  • Bubalo, Anthony; Fealy, Greg; Mason, Whit (2008). Zealous Democrats: Islamism and Democracy in Egypt, Indonesia and Turkey (PDF). Australia: Lowy Institute for International Policy. ISBN 9781921004353. Archived from the original (PDF) on 2017-03-05. Retrieved 2017-08-31.
  • Badamchi, Meysam (2017). Post-Islamist Political Theory: Iranian Intellectuals and Political Liberalism in Dialogue. Philosophy and Politics - Critical Explorations. 5. Springer. ISBN 9783319594927.
  • Fazeli, Nematollah (2006). Politics of Culture in Iran. Routledge/BIPS Persian Studies Series. Routledge. ISBN 9781134200382.

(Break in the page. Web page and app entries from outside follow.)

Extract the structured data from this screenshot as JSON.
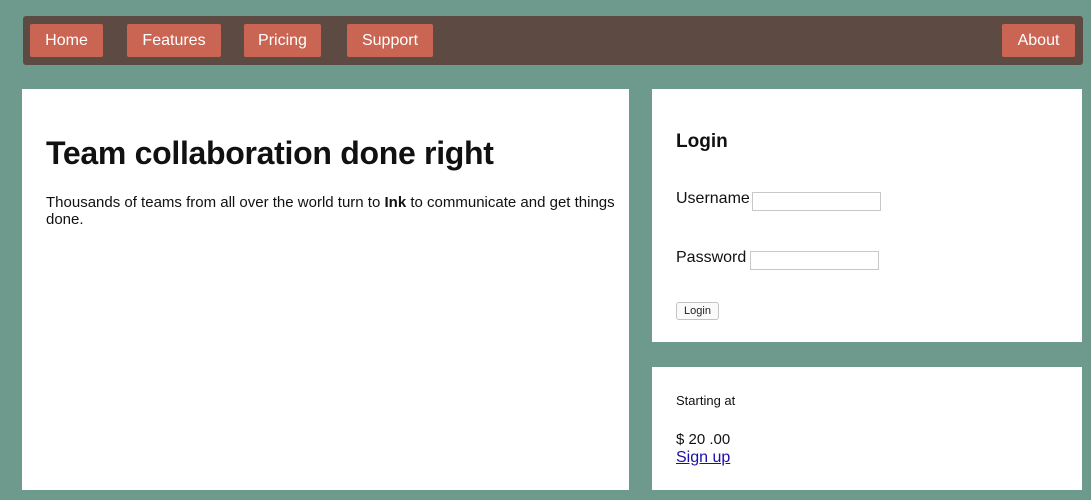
{
  "nav": {
    "items": [
      "Home",
      "Features",
      "Pricing",
      "Support"
    ],
    "about": "About"
  },
  "hero": {
    "title": "Team collaboration done right",
    "text_before": "Thousands of teams from all over the world turn to ",
    "brand": "Ink",
    "text_after": " to communicate and get things done."
  },
  "login": {
    "title": "Login",
    "username_label": "Username",
    "username_value": "",
    "password_label": "Password",
    "password_value": "",
    "button_label": "Login"
  },
  "pricing": {
    "starting_label": "Starting at",
    "amount": "$ 20 .00",
    "signup_label": "Sign up"
  },
  "colors": {
    "background": "#6e9a8d",
    "nav_bar": "#5d4b43",
    "nav_button": "#c96552",
    "link": "#1a0dab"
  }
}
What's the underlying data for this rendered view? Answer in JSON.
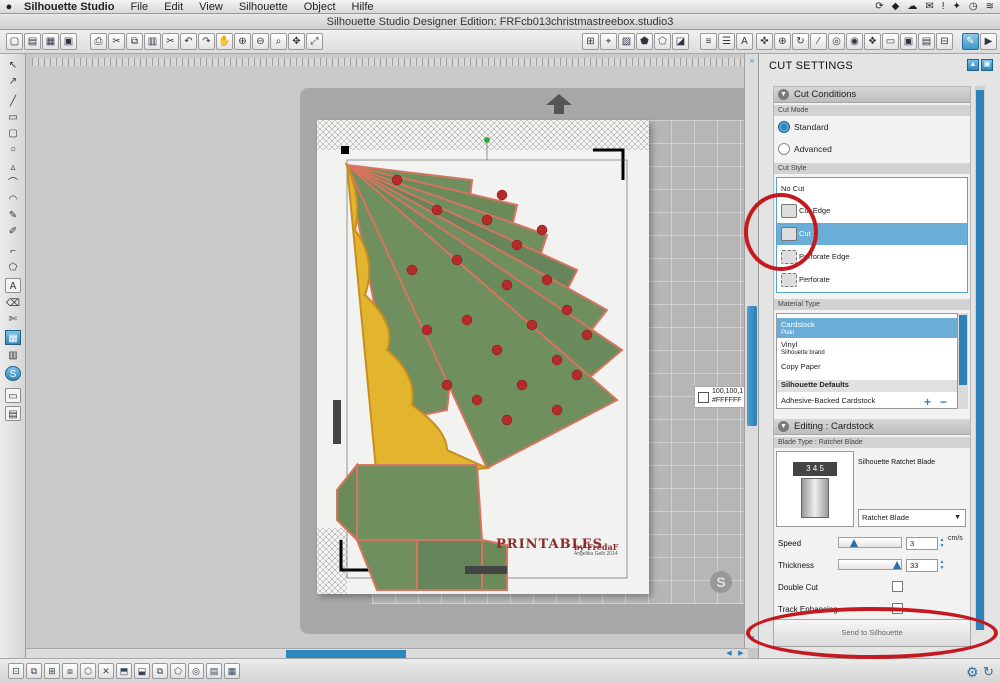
{
  "menubar": {
    "apple": "",
    "items": [
      "Silhouette Studio",
      "File",
      "Edit",
      "View",
      "Silhouette",
      "Object",
      "Hilfe"
    ]
  },
  "window": {
    "title": "Silhouette Studio Designer Edition: FRFcb013christmastreebox.studio3"
  },
  "canvas": {
    "color_readout_line1": "100,100,1",
    "color_readout_line2": "#FFFFFF",
    "watermark_title": "PRINTABLES",
    "watermark_by": "by FredaF",
    "watermark_sub": "Angelika Gelb 2014",
    "logo_letter": "S"
  },
  "panel": {
    "title": "CUT SETTINGS",
    "cut_conditions": {
      "header": "Cut Conditions",
      "mode_label": "Cut Mode",
      "modes": [
        {
          "label": "Standard",
          "selected": true
        },
        {
          "label": "Advanced",
          "selected": false
        }
      ],
      "style_label": "Cut Style",
      "styles": [
        {
          "label": "No Cut",
          "selected": false
        },
        {
          "label": "Cut Edge",
          "selected": false
        },
        {
          "label": "Cut",
          "selected": true
        },
        {
          "label": "Perforate Edge",
          "selected": false
        },
        {
          "label": "Perforate",
          "selected": false
        }
      ],
      "material_label": "Material Type",
      "materials": [
        {
          "label": "Cardstock",
          "sub": "Plain",
          "selected": true
        },
        {
          "label": "Vinyl",
          "sub": "Silhouette brand",
          "selected": false
        },
        {
          "label": "Copy Paper",
          "sub": "",
          "selected": false
        },
        {
          "label": "Silhouette Defaults",
          "sub": "",
          "selected": false
        },
        {
          "label": "Adhesive-Backed Cardstock",
          "sub": "",
          "selected": false
        }
      ],
      "add_btn": "+",
      "remove_btn": "−"
    },
    "editing": {
      "header": "Editing : Cardstock",
      "blade_type_label": "Blade Type : Ratchet Blade",
      "blade_name": "Silhouette Ratchet Blade",
      "blade_numbers": "3 4 5",
      "blade_select": "Ratchet Blade",
      "speed_label": "Speed",
      "speed_value": "3",
      "speed_unit": "cm/s",
      "speed_level": 0.2,
      "thickness_label": "Thickness",
      "thickness_value": "33",
      "thickness_level": 0.97,
      "double_cut_label": "Double Cut",
      "track_label": "Track Enhancing"
    },
    "send_button": "Send to Silhouette"
  },
  "colors": {
    "accent": "#2f86bd",
    "annotation": "#c4191f",
    "tree_green": "#6f8f5e",
    "ornament_red": "#b72a2a",
    "scallop_yellow": "#e3b52e"
  }
}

  • Shahibzadeh, Yadullah (2016). Islamism and Post-Islamism in Iran: An Intellectual History. Springer. ISBN 9781137578259.
  • Lauzi`ere, Henri (2005). "Post-Islamism and Religious Discourse of al-Salam Yasin". International Journal of Middle East Studies. 37: 241–261. doi:10.1017/S0020743805372059 – via Cambridge (subscription required).
  • Gómez García, Luz (2012). "Post-Islamism, the Failure of an Idea: Regards on Islam and Nationalism from Khomeini's Death to the Arab Revolts". Religion Compass. 6 (10): 451–466. doi:10.1111/rec3.12002.
  • Muller, Dominik M. (2013). "Post-Islamism or Pop-Islamism? Ethnographic observations of Muslim youth politics in Malaysia" (PDF). Paideuma: Mitteilungen zur Kulturkunde. 6 (10): 261–284.
  • Kuru, Ahmet; Stepan, Alfred (2012). Democracy, Islam, and Secularism in Turkey. Religion, Culture, and Public Life. Columbia University Press. ISBN 9780231530255.
  • Hale, William; Ozbudun, Ergun (2009). Islamism, Democracy and Liberalism in Turkey: The Case of the AKP. Routledge Studies in Middle Eastern Politics. Routledge. ISBN 9781135214920.
  • Yılmaz, İhsan (2016). "The Experience of the AKP". In Alessandro Ferrari (ed.). Religions and Constitutional Transitions in the Muslim Mediterranean: The Pluralistic Moment. ICLARS Series on Law and Religion. Taylor & Francis. ISBN 9781317067122.
  • Ismail, Salwa (2008). "Being Muslim: Islam, Islamism and Identity Politics". In Laleh Khalili (ed.). Politics of the Modern Arab World. Critical concepts in the modern politics of the Middle East. Routledge. ISBN 9780415451598.
  • Dokhanchi, Milad (March 2020). "Post-Islamism Redefined: Towards a politics of post-Islamism". Journal of the Contemporary Study of Islam. 1 (1): 28–54. doi:10.37264/jcsi.v1i1.13.CS1 maint: ref=harv (link)